▶ Directions
Retype the records word for word. Skip every image.

▶ App and web page records

-- Opening Marker --

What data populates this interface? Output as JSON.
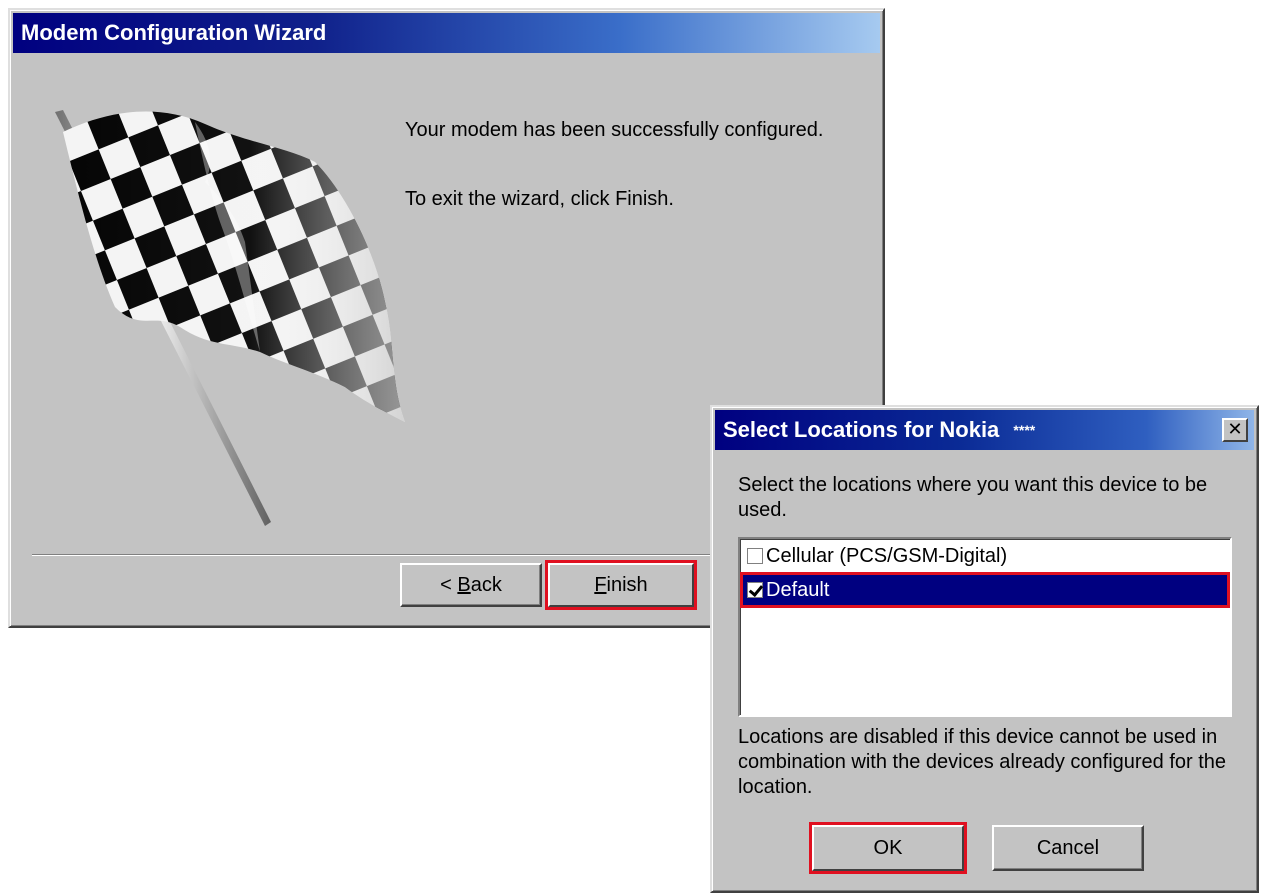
{
  "wizard": {
    "title": "Modem Configuration Wizard",
    "message1": "Your modem has been successfully configured.",
    "message2": "To exit the wizard, click Finish.",
    "back_prefix": "< ",
    "back_key": "B",
    "back_rest": "ack",
    "finish_key": "F",
    "finish_rest": "inish"
  },
  "locations": {
    "title": "Select Locations for Nokia",
    "title_suffix": "****",
    "close_glyph": "✕",
    "instruction": "Select the locations where you want this device to be used.",
    "items": [
      {
        "label": "Cellular (PCS/GSM-Digital)",
        "checked": false,
        "selected": false
      },
      {
        "label": "Default",
        "checked": true,
        "selected": true
      }
    ],
    "note": "Locations are disabled if this device cannot be used in combination with the devices already configured for the location.",
    "ok_label": "OK",
    "cancel_label": "Cancel"
  },
  "colors": {
    "face": "#c3c3c3",
    "title_start": "#000080",
    "title_end": "#a6caf0",
    "highlight": "#e01020"
  },
  "icons": {
    "flag": "checkered-flag-icon",
    "close": "close-icon",
    "checkbox": "checkbox-icon"
  }
}
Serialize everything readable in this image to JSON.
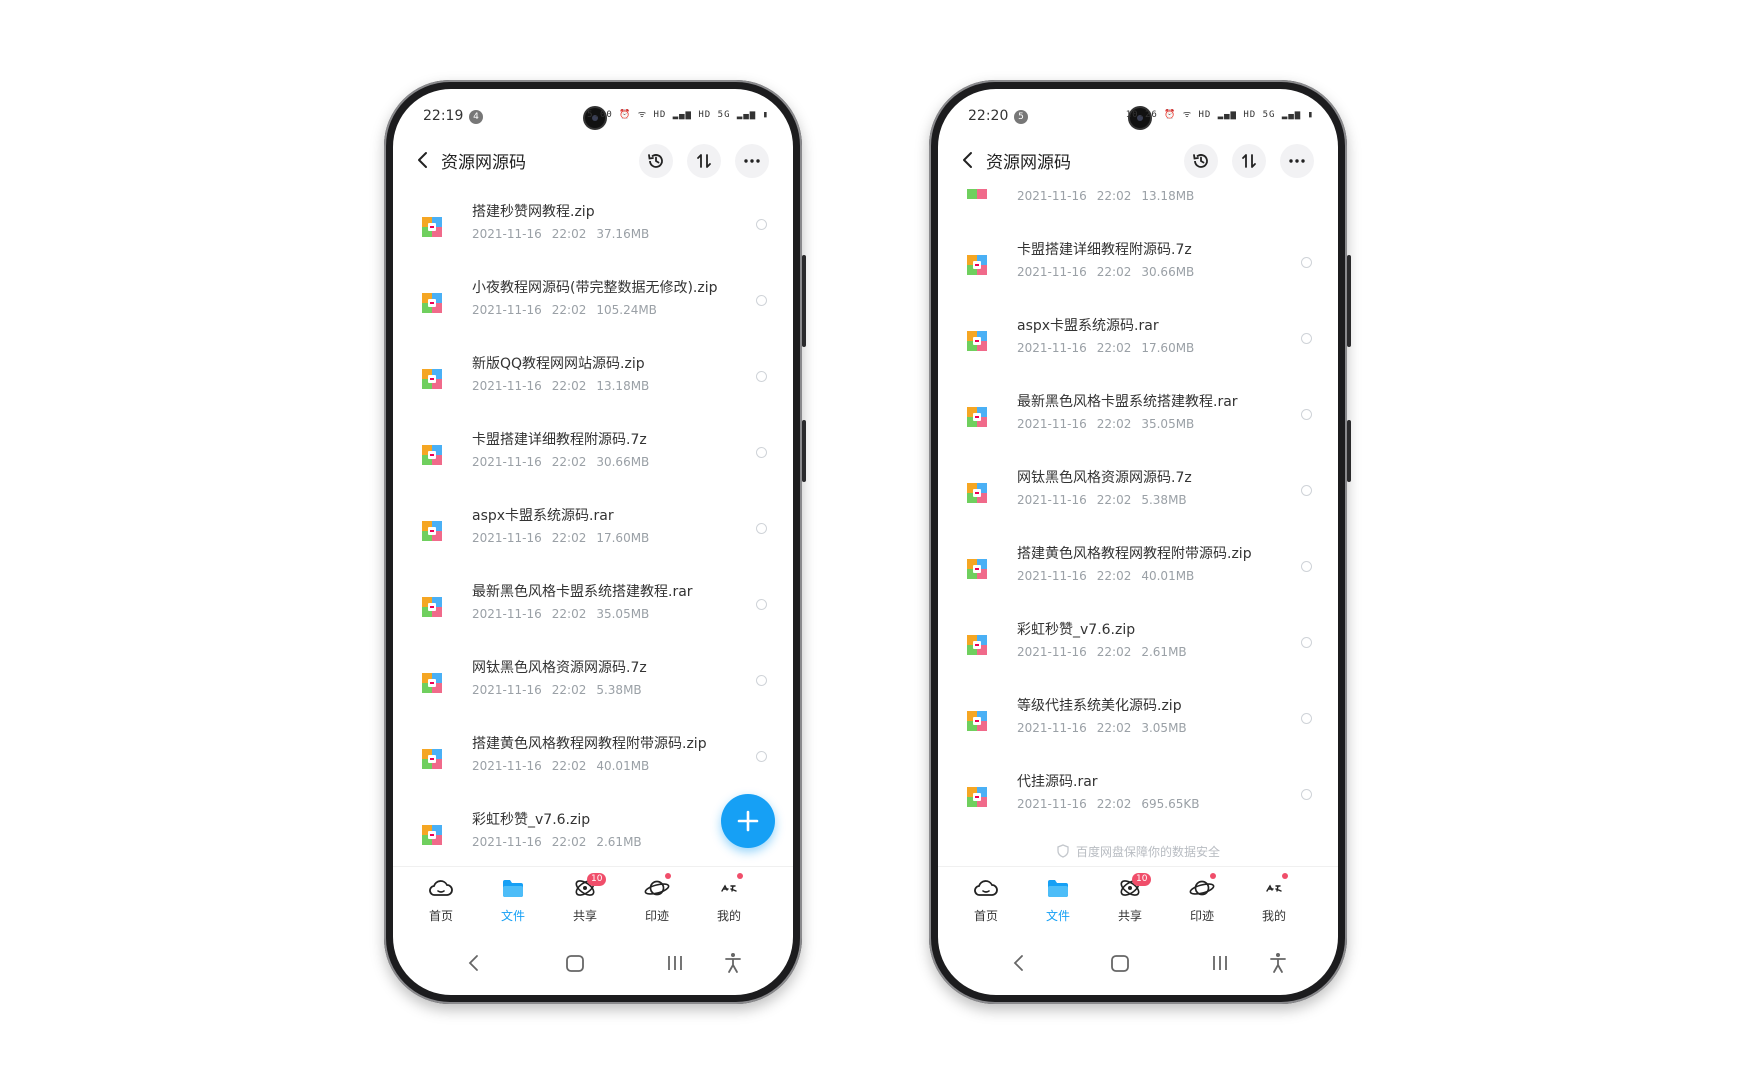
{
  "colors": {
    "accent": "#16a0f5",
    "badge": "#f04e6a"
  },
  "phones": [
    {
      "status": {
        "time": "22:19",
        "notif_count": "4",
        "icons": "5.00 ⏰ ᯤ HD ▂▄▆ HD 5G ▂▄▆ ▮"
      },
      "header": {
        "title": "资源网源码"
      },
      "files": [
        {
          "name": "搭建秒赞网教程.zip",
          "date": "2021-11-16",
          "time": "22:02",
          "size": "37.16MB"
        },
        {
          "name": "小夜教程网源码(带完整数据无修改).zip",
          "date": "2021-11-16",
          "time": "22:02",
          "size": "105.24MB"
        },
        {
          "name": "新版QQ教程网网站源码.zip",
          "date": "2021-11-16",
          "time": "22:02",
          "size": "13.18MB"
        },
        {
          "name": "卡盟搭建详细教程附源码.7z",
          "date": "2021-11-16",
          "time": "22:02",
          "size": "30.66MB"
        },
        {
          "name": "aspx卡盟系统源码.rar",
          "date": "2021-11-16",
          "time": "22:02",
          "size": "17.60MB"
        },
        {
          "name": "最新黑色风格卡盟系统搭建教程.rar",
          "date": "2021-11-16",
          "time": "22:02",
          "size": "35.05MB"
        },
        {
          "name": "网钛黑色风格资源网源码.7z",
          "date": "2021-11-16",
          "time": "22:02",
          "size": "5.38MB"
        },
        {
          "name": "搭建黄色风格教程网教程附带源码.zip",
          "date": "2021-11-16",
          "time": "22:02",
          "size": "40.01MB"
        },
        {
          "name": "彩虹秒赞_v7.6.zip",
          "date": "2021-11-16",
          "time": "22:02",
          "size": "2.61MB"
        }
      ],
      "tabs": [
        {
          "label": "首页"
        },
        {
          "label": "文件"
        },
        {
          "label": "共享",
          "badge": "10"
        },
        {
          "label": "印迹"
        },
        {
          "label": "我的"
        }
      ]
    },
    {
      "status": {
        "time": "22:20",
        "notif_count": "5",
        "icons": "10.26 ⏰ ᯤ HD ▂▄▆ HD 5G ▂▄▆ ▮"
      },
      "header": {
        "title": "资源网源码"
      },
      "partial_meta": {
        "date": "2021-11-16",
        "time": "22:02",
        "size": "13.18MB"
      },
      "files": [
        {
          "name": "卡盟搭建详细教程附源码.7z",
          "date": "2021-11-16",
          "time": "22:02",
          "size": "30.66MB"
        },
        {
          "name": "aspx卡盟系统源码.rar",
          "date": "2021-11-16",
          "time": "22:02",
          "size": "17.60MB"
        },
        {
          "name": "最新黑色风格卡盟系统搭建教程.rar",
          "date": "2021-11-16",
          "time": "22:02",
          "size": "35.05MB"
        },
        {
          "name": "网钛黑色风格资源网源码.7z",
          "date": "2021-11-16",
          "time": "22:02",
          "size": "5.38MB"
        },
        {
          "name": "搭建黄色风格教程网教程附带源码.zip",
          "date": "2021-11-16",
          "time": "22:02",
          "size": "40.01MB"
        },
        {
          "name": "彩虹秒赞_v7.6.zip",
          "date": "2021-11-16",
          "time": "22:02",
          "size": "2.61MB"
        },
        {
          "name": "等级代挂系统美化源码.zip",
          "date": "2021-11-16",
          "time": "22:02",
          "size": "3.05MB"
        },
        {
          "name": "代挂源码.rar",
          "date": "2021-11-16",
          "time": "22:02",
          "size": "695.65KB"
        }
      ],
      "footnote": "百度网盘保障你的数据安全",
      "tabs": [
        {
          "label": "首页"
        },
        {
          "label": "文件"
        },
        {
          "label": "共享",
          "badge": "10"
        },
        {
          "label": "印迹"
        },
        {
          "label": "我的"
        }
      ]
    }
  ]
}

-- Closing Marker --

▶ Solution for this task
What data populates this interface? Output as JSON.
{
  "wizard": {
    "title": "Modem Configuration Wizard",
    "message1": "Your modem has been successfully configured.",
    "message2": "To exit the wizard, click Finish.",
    "back_prefix": "< ",
    "back_key": "B",
    "back_rest": "ack",
    "finish_key": "F",
    "finish_rest": "inish"
  },
  "locations": {
    "title": "Select Locations for Nokia",
    "title_suffix": "****",
    "close_glyph": "✕",
    "instruction": "Select the locations where you want this device to be used.",
    "items": [
      {
        "label": "Cellular (PCS/GSM-Digital)",
        "checked": false,
        "selected": false
      },
      {
        "label": "Default",
        "checked": true,
        "selected": true
      }
    ],
    "note": "Locations are disabled if this device cannot be used in combination with the devices already configured for the location.",
    "ok_label": "OK",
    "cancel_label": "Cancel"
  },
  "colors": {
    "face": "#c3c3c3",
    "title_start": "#000080",
    "title_end": "#a6caf0",
    "highlight": "#e01020"
  },
  "icons": {
    "flag": "checkered-flag-icon",
    "close": "close-icon",
    "checkbox": "checkbox-icon"
  }
}
Serialize everything readable in this image to JSON.
{
  "colors": {
    "accent": "#16a0f5",
    "badge": "#f04e6a"
  },
  "phones": [
    {
      "status": {
        "time": "22:19",
        "notif_count": "4",
        "icons": "5.00 ⏰ ᯤ HD ▂▄▆ HD 5G ▂▄▆ ▮"
      },
      "header": {
        "title": "资源网源码"
      },
      "files": [
        {
          "name": "搭建秒赞网教程.zip",
          "date": "2021-11-16",
          "time": "22:02",
          "size": "37.16MB"
        },
        {
          "name": "小夜教程网源码(带完整数据无修改).zip",
          "date": "2021-11-16",
          "time": "22:02",
          "size": "105.24MB"
        },
        {
          "name": "新版QQ教程网网站源码.zip",
          "date": "2021-11-16",
          "time": "22:02",
          "size": "13.18MB"
        },
        {
          "name": "卡盟搭建详细教程附源码.7z",
          "date": "2021-11-16",
          "time": "22:02",
          "size": "30.66MB"
        },
        {
          "name": "aspx卡盟系统源码.rar",
          "date": "2021-11-16",
          "time": "22:02",
          "size": "17.60MB"
        },
        {
          "name": "最新黑色风格卡盟系统搭建教程.rar",
          "date": "2021-11-16",
          "time": "22:02",
          "size": "35.05MB"
        },
        {
          "name": "网钛黑色风格资源网源码.7z",
          "date": "2021-11-16",
          "time": "22:02",
          "size": "5.38MB"
        },
        {
          "name": "搭建黄色风格教程网教程附带源码.zip",
          "date": "2021-11-16",
          "time": "22:02",
          "size": "40.01MB"
        },
        {
          "name": "彩虹秒赞_v7.6.zip",
          "date": "2021-11-16",
          "time": "22:02",
          "size": "2.61MB"
        }
      ],
      "tabs": [
        {
          "label": "首页"
        },
        {
          "label": "文件"
        },
        {
          "label": "共享",
          "badge": "10"
        },
        {
          "label": "印迹"
        },
        {
          "label": "我的"
        }
      ]
    },
    {
      "status": {
        "time": "22:20",
        "notif_count": "5",
        "icons": "10.26 ⏰ ᯤ HD ▂▄▆ HD 5G ▂▄▆ ▮"
      },
      "header": {
        "title": "资源网源码"
      },
      "partial_meta": {
        "date": "2021-11-16",
        "time": "22:02",
        "size": "13.18MB"
      },
      "files": [
        {
          "name": "卡盟搭建详细教程附源码.7z",
          "date": "2021-11-16",
          "time": "22:02",
          "size": "30.66MB"
        },
        {
          "name": "aspx卡盟系统源码.rar",
          "date": "2021-11-16",
          "time": "22:02",
          "size": "17.60MB"
        },
        {
          "name": "最新黑色风格卡盟系统搭建教程.rar",
          "date": "2021-11-16",
          "time": "22:02",
          "size": "35.05MB"
        },
        {
          "name": "网钛黑色风格资源网源码.7z",
          "date": "2021-11-16",
          "time": "22:02",
          "size": "5.38MB"
        },
        {
          "name": "搭建黄色风格教程网教程附带源码.zip",
          "date": "2021-11-16",
          "time": "22:02",
          "size": "40.01MB"
        },
        {
          "name": "彩虹秒赞_v7.6.zip",
          "date": "2021-11-16",
          "time": "22:02",
          "size": "2.61MB"
        },
        {
          "name": "等级代挂系统美化源码.zip",
          "date": "2021-11-16",
          "time": "22:02",
          "size": "3.05MB"
        },
        {
          "name": "代挂源码.rar",
          "date": "2021-11-16",
          "time": "22:02",
          "size": "695.65KB"
        }
      ],
      "footnote": "百度网盘保障你的数据安全",
      "tabs": [
        {
          "label": "首页"
        },
        {
          "label": "文件"
        },
        {
          "label": "共享",
          "badge": "10"
        },
        {
          "label": "印迹"
        },
        {
          "label": "我的"
        }
      ]
    }
  ]
}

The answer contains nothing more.